TASK TO CARRY OUT: Would you please copy all of the data exactly, skipping the images?

(Interface dataset entries)
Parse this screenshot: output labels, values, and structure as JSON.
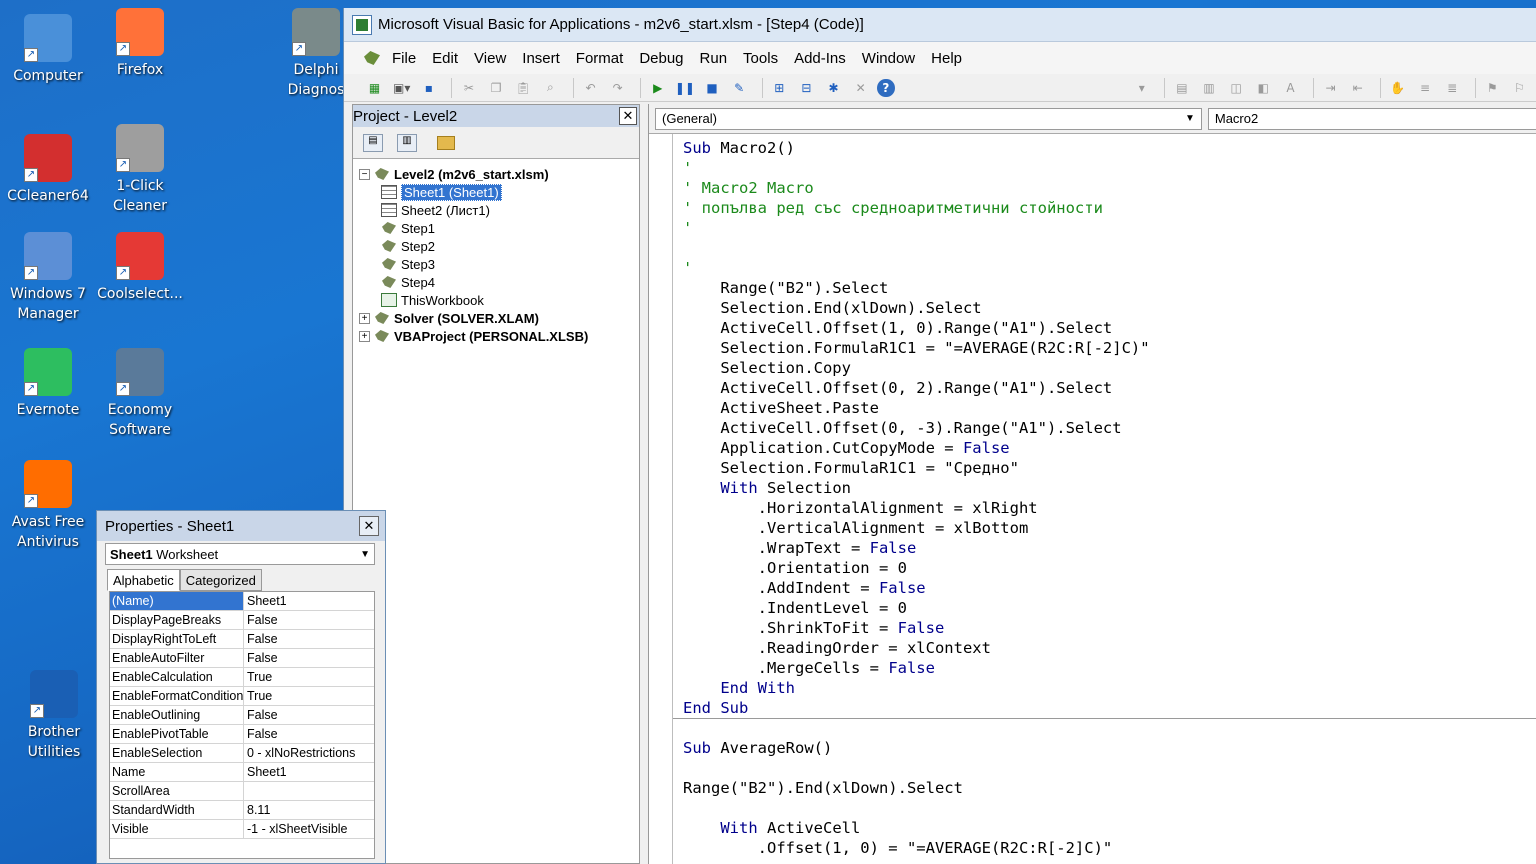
{
  "desktop": {
    "icons": [
      {
        "label": "Computer",
        "color": "#4a90d9"
      },
      {
        "label": "Firefox",
        "color": "#ff7139"
      },
      {
        "label": "Delphi Diagnos",
        "color": "#7a8a8a"
      },
      {
        "label": "CCleaner64",
        "color": "#d32f2f"
      },
      {
        "label": "1-Click Cleaner",
        "color": "#9e9e9e"
      },
      {
        "label": "Windows 7 Manager",
        "color": "#5c8fd6"
      },
      {
        "label": "Coolselect...",
        "color": "#e53935"
      },
      {
        "label": "Evernote",
        "color": "#2dbe60"
      },
      {
        "label": "Economy Software",
        "color": "#5a7a9a"
      },
      {
        "label": "Avast Free Antivirus",
        "color": "#ff6d00"
      },
      {
        "label": "Brother Utilities",
        "color": "#1a5fb4"
      }
    ]
  },
  "vba": {
    "title": "Microsoft Visual Basic for Applications - m2v6_start.xlsm - [Step4 (Code)]",
    "menu": [
      "File",
      "Edit",
      "View",
      "Insert",
      "Format",
      "Debug",
      "Run",
      "Tools",
      "Add-Ins",
      "Window",
      "Help"
    ]
  },
  "project": {
    "title": "Project - Level2",
    "close": "✕",
    "tree": [
      {
        "label": "Level2 (m2v6_start.xlsm)",
        "type": "proj",
        "bold": true,
        "expander": "−",
        "indent": 0
      },
      {
        "label": "Sheet1 (Sheet1)",
        "type": "sheet",
        "selected": true,
        "indent": 1
      },
      {
        "label": "Sheet2 (Лист1)",
        "type": "sheet",
        "indent": 1
      },
      {
        "label": "Step1",
        "type": "mod",
        "indent": 1
      },
      {
        "label": "Step2",
        "type": "mod",
        "indent": 1
      },
      {
        "label": "Step3",
        "type": "mod",
        "indent": 1
      },
      {
        "label": "Step4",
        "type": "mod",
        "indent": 1
      },
      {
        "label": "ThisWorkbook",
        "type": "wb",
        "indent": 1
      },
      {
        "label": "Solver (SOLVER.XLAM)",
        "type": "proj",
        "bold": true,
        "expander": "+",
        "indent": 0
      },
      {
        "label": "VBAProject (PERSONAL.XLSB)",
        "type": "proj",
        "bold": true,
        "expander": "+",
        "indent": 0
      }
    ]
  },
  "code": {
    "object_dropdown": "(General)",
    "proc_dropdown": "Macro2",
    "lines": [
      [
        {
          "t": "Sub ",
          "c": "kw"
        },
        {
          "t": "Macro2()",
          "c": "plain"
        }
      ],
      [
        {
          "t": "'",
          "c": "cm"
        }
      ],
      [
        {
          "t": "' Macro2 Macro",
          "c": "cm"
        }
      ],
      [
        {
          "t": "' попълва ред със средноаритметични стойности",
          "c": "cm"
        }
      ],
      [
        {
          "t": "'",
          "c": "cm"
        }
      ],
      [],
      [
        {
          "t": "'",
          "c": "cm"
        }
      ],
      [
        {
          "t": "    Range(\"B2\").Select",
          "c": "plain"
        }
      ],
      [
        {
          "t": "    Selection.End(xlDown).Select",
          "c": "plain"
        }
      ],
      [
        {
          "t": "    ActiveCell.Offset(1, 0).Range(\"A1\").Select",
          "c": "plain"
        }
      ],
      [
        {
          "t": "    Selection.FormulaR1C1 = \"=AVERAGE(R2C:R[-2]C)\"",
          "c": "plain"
        }
      ],
      [
        {
          "t": "    Selection.Copy",
          "c": "plain"
        }
      ],
      [
        {
          "t": "    ActiveCell.Offset(0, 2).Range(\"A1\").Select",
          "c": "plain"
        }
      ],
      [
        {
          "t": "    ActiveSheet.Paste",
          "c": "plain"
        }
      ],
      [
        {
          "t": "    ActiveCell.Offset(0, -3).Range(\"A1\").Select",
          "c": "plain"
        }
      ],
      [
        {
          "t": "    Application.CutCopyMode = ",
          "c": "plain"
        },
        {
          "t": "False",
          "c": "kw"
        }
      ],
      [
        {
          "t": "    Selection.FormulaR1C1 = \"Средно\"",
          "c": "plain"
        }
      ],
      [
        {
          "t": "    With ",
          "c": "kw"
        },
        {
          "t": "Selection",
          "c": "plain"
        }
      ],
      [
        {
          "t": "        .HorizontalAlignment = xlRight",
          "c": "plain"
        }
      ],
      [
        {
          "t": "        .VerticalAlignment = xlBottom",
          "c": "plain"
        }
      ],
      [
        {
          "t": "        .WrapText = ",
          "c": "plain"
        },
        {
          "t": "False",
          "c": "kw"
        }
      ],
      [
        {
          "t": "        .Orientation = 0",
          "c": "plain"
        }
      ],
      [
        {
          "t": "        .AddIndent = ",
          "c": "plain"
        },
        {
          "t": "False",
          "c": "kw"
        }
      ],
      [
        {
          "t": "        .IndentLevel = 0",
          "c": "plain"
        }
      ],
      [
        {
          "t": "        .ShrinkToFit = ",
          "c": "plain"
        },
        {
          "t": "False",
          "c": "kw"
        }
      ],
      [
        {
          "t": "        .ReadingOrder = xlContext",
          "c": "plain"
        }
      ],
      [
        {
          "t": "        .MergeCells = ",
          "c": "plain"
        },
        {
          "t": "False",
          "c": "kw"
        }
      ],
      [
        {
          "t": "    End With",
          "c": "kw"
        }
      ],
      [
        {
          "t": "End Sub",
          "c": "kw"
        }
      ],
      [
        "SEP"
      ],
      [
        {
          "t": "Sub ",
          "c": "kw"
        },
        {
          "t": "AverageRow()",
          "c": "plain"
        }
      ],
      [],
      [
        {
          "t": "Range(\"B2\").End(xlDown).Select",
          "c": "plain"
        }
      ],
      [],
      [
        {
          "t": "    With ",
          "c": "kw"
        },
        {
          "t": "ActiveCell",
          "c": "plain"
        }
      ],
      [
        {
          "t": "        .Offset(1, 0) = \"=AVERAGE(R2C:R[-2]C)\"",
          "c": "plain"
        }
      ]
    ]
  },
  "properties": {
    "title": "Properties - Sheet1",
    "close": "✕",
    "object_name": "Sheet1",
    "object_type": "Worksheet",
    "tabs": [
      "Alphabetic",
      "Categorized"
    ],
    "rows": [
      {
        "k": "(Name)",
        "v": "Sheet1",
        "selected": true
      },
      {
        "k": "DisplayPageBreaks",
        "v": "False"
      },
      {
        "k": "DisplayRightToLeft",
        "v": "False"
      },
      {
        "k": "EnableAutoFilter",
        "v": "False"
      },
      {
        "k": "EnableCalculation",
        "v": "True"
      },
      {
        "k": "EnableFormatConditionsCalculation",
        "v": "True"
      },
      {
        "k": "EnableOutlining",
        "v": "False"
      },
      {
        "k": "EnablePivotTable",
        "v": "False"
      },
      {
        "k": "EnableSelection",
        "v": "0 - xlNoRestrictions"
      },
      {
        "k": "Name",
        "v": "Sheet1"
      },
      {
        "k": "ScrollArea",
        "v": ""
      },
      {
        "k": "StandardWidth",
        "v": "8.11"
      },
      {
        "k": "Visible",
        "v": "-1 - xlSheetVisible"
      }
    ]
  }
}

WORKED SOLUTION:
Parse this screenshot: output labels, values, and structure as JSON.
{
  "desktop": {
    "icons": [
      {
        "label": "Computer",
        "color": "#4a90d9"
      },
      {
        "label": "Firefox",
        "color": "#ff7139"
      },
      {
        "label": "Delphi Diagnos",
        "color": "#7a8a8a"
      },
      {
        "label": "CCleaner64",
        "color": "#d32f2f"
      },
      {
        "label": "1-Click Cleaner",
        "color": "#9e9e9e"
      },
      {
        "label": "Windows 7 Manager",
        "color": "#5c8fd6"
      },
      {
        "label": "Coolselect...",
        "color": "#e53935"
      },
      {
        "label": "Evernote",
        "color": "#2dbe60"
      },
      {
        "label": "Economy Software",
        "color": "#5a7a9a"
      },
      {
        "label": "Avast Free Antivirus",
        "color": "#ff6d00"
      },
      {
        "label": "Brother Utilities",
        "color": "#1a5fb4"
      }
    ]
  },
  "vba": {
    "title": "Microsoft Visual Basic for Applications - m2v6_start.xlsm - [Step4 (Code)]",
    "menu": [
      "File",
      "Edit",
      "View",
      "Insert",
      "Format",
      "Debug",
      "Run",
      "Tools",
      "Add-Ins",
      "Window",
      "Help"
    ]
  },
  "project": {
    "title": "Project - Level2",
    "close": "✕",
    "tree": [
      {
        "label": "Level2 (m2v6_start.xlsm)",
        "type": "proj",
        "bold": true,
        "expander": "−",
        "indent": 0
      },
      {
        "label": "Sheet1 (Sheet1)",
        "type": "sheet",
        "selected": true,
        "indent": 1
      },
      {
        "label": "Sheet2 (Лист1)",
        "type": "sheet",
        "indent": 1
      },
      {
        "label": "Step1",
        "type": "mod",
        "indent": 1
      },
      {
        "label": "Step2",
        "type": "mod",
        "indent": 1
      },
      {
        "label": "Step3",
        "type": "mod",
        "indent": 1
      },
      {
        "label": "Step4",
        "type": "mod",
        "indent": 1
      },
      {
        "label": "ThisWorkbook",
        "type": "wb",
        "indent": 1
      },
      {
        "label": "Solver (SOLVER.XLAM)",
        "type": "proj",
        "bold": true,
        "expander": "+",
        "indent": 0
      },
      {
        "label": "VBAProject (PERSONAL.XLSB)",
        "type": "proj",
        "bold": true,
        "expander": "+",
        "indent": 0
      }
    ]
  },
  "code": {
    "object_dropdown": "(General)",
    "proc_dropdown": "Macro2",
    "lines": [
      [
        {
          "t": "Sub ",
          "c": "kw"
        },
        {
          "t": "Macro2()",
          "c": "plain"
        }
      ],
      [
        {
          "t": "'",
          "c": "cm"
        }
      ],
      [
        {
          "t": "' Macro2 Macro",
          "c": "cm"
        }
      ],
      [
        {
          "t": "' попълва ред със средноаритметични стойности",
          "c": "cm"
        }
      ],
      [
        {
          "t": "'",
          "c": "cm"
        }
      ],
      [],
      [
        {
          "t": "'",
          "c": "cm"
        }
      ],
      [
        {
          "t": "    Range(\"B2\").Select",
          "c": "plain"
        }
      ],
      [
        {
          "t": "    Selection.End(xlDown).Select",
          "c": "plain"
        }
      ],
      [
        {
          "t": "    ActiveCell.Offset(1, 0).Range(\"A1\").Select",
          "c": "plain"
        }
      ],
      [
        {
          "t": "    Selection.FormulaR1C1 = \"=AVERAGE(R2C:R[-2]C)\"",
          "c": "plain"
        }
      ],
      [
        {
          "t": "    Selection.Copy",
          "c": "plain"
        }
      ],
      [
        {
          "t": "    ActiveCell.Offset(0, 2).Range(\"A1\").Select",
          "c": "plain"
        }
      ],
      [
        {
          "t": "    ActiveSheet.Paste",
          "c": "plain"
        }
      ],
      [
        {
          "t": "    ActiveCell.Offset(0, -3).Range(\"A1\").Select",
          "c": "plain"
        }
      ],
      [
        {
          "t": "    Application.CutCopyMode = ",
          "c": "plain"
        },
        {
          "t": "False",
          "c": "kw"
        }
      ],
      [
        {
          "t": "    Selection.FormulaR1C1 = \"Средно\"",
          "c": "plain"
        }
      ],
      [
        {
          "t": "    With ",
          "c": "kw"
        },
        {
          "t": "Selection",
          "c": "plain"
        }
      ],
      [
        {
          "t": "        .HorizontalAlignment = xlRight",
          "c": "plain"
        }
      ],
      [
        {
          "t": "        .VerticalAlignment = xlBottom",
          "c": "plain"
        }
      ],
      [
        {
          "t": "        .WrapText = ",
          "c": "plain"
        },
        {
          "t": "False",
          "c": "kw"
        }
      ],
      [
        {
          "t": "        .Orientation = 0",
          "c": "plain"
        }
      ],
      [
        {
          "t": "        .AddIndent = ",
          "c": "plain"
        },
        {
          "t": "False",
          "c": "kw"
        }
      ],
      [
        {
          "t": "        .IndentLevel = 0",
          "c": "plain"
        }
      ],
      [
        {
          "t": "        .ShrinkToFit = ",
          "c": "plain"
        },
        {
          "t": "False",
          "c": "kw"
        }
      ],
      [
        {
          "t": "        .ReadingOrder = xlContext",
          "c": "plain"
        }
      ],
      [
        {
          "t": "        .MergeCells = ",
          "c": "plain"
        },
        {
          "t": "False",
          "c": "kw"
        }
      ],
      [
        {
          "t": "    End With",
          "c": "kw"
        }
      ],
      [
        {
          "t": "End Sub",
          "c": "kw"
        }
      ],
      [
        "SEP"
      ],
      [
        {
          "t": "Sub ",
          "c": "kw"
        },
        {
          "t": "AverageRow()",
          "c": "plain"
        }
      ],
      [],
      [
        {
          "t": "Range(\"B2\").End(xlDown).Select",
          "c": "plain"
        }
      ],
      [],
      [
        {
          "t": "    With ",
          "c": "kw"
        },
        {
          "t": "ActiveCell",
          "c": "plain"
        }
      ],
      [
        {
          "t": "        .Offset(1, 0) = \"=AVERAGE(R2C:R[-2]C)\"",
          "c": "plain"
        }
      ]
    ]
  },
  "properties": {
    "title": "Properties - Sheet1",
    "close": "✕",
    "object_name": "Sheet1",
    "object_type": "Worksheet",
    "tabs": [
      "Alphabetic",
      "Categorized"
    ],
    "rows": [
      {
        "k": "(Name)",
        "v": "Sheet1",
        "selected": true
      },
      {
        "k": "DisplayPageBreaks",
        "v": "False"
      },
      {
        "k": "DisplayRightToLeft",
        "v": "False"
      },
      {
        "k": "EnableAutoFilter",
        "v": "False"
      },
      {
        "k": "EnableCalculation",
        "v": "True"
      },
      {
        "k": "EnableFormatConditionsCalculation",
        "v": "True"
      },
      {
        "k": "EnableOutlining",
        "v": "False"
      },
      {
        "k": "EnablePivotTable",
        "v": "False"
      },
      {
        "k": "EnableSelection",
        "v": "0 - xlNoRestrictions"
      },
      {
        "k": "Name",
        "v": "Sheet1"
      },
      {
        "k": "ScrollArea",
        "v": ""
      },
      {
        "k": "StandardWidth",
        "v": "8.11"
      },
      {
        "k": "Visible",
        "v": "-1 - xlSheetVisible"
      }
    ]
  }
}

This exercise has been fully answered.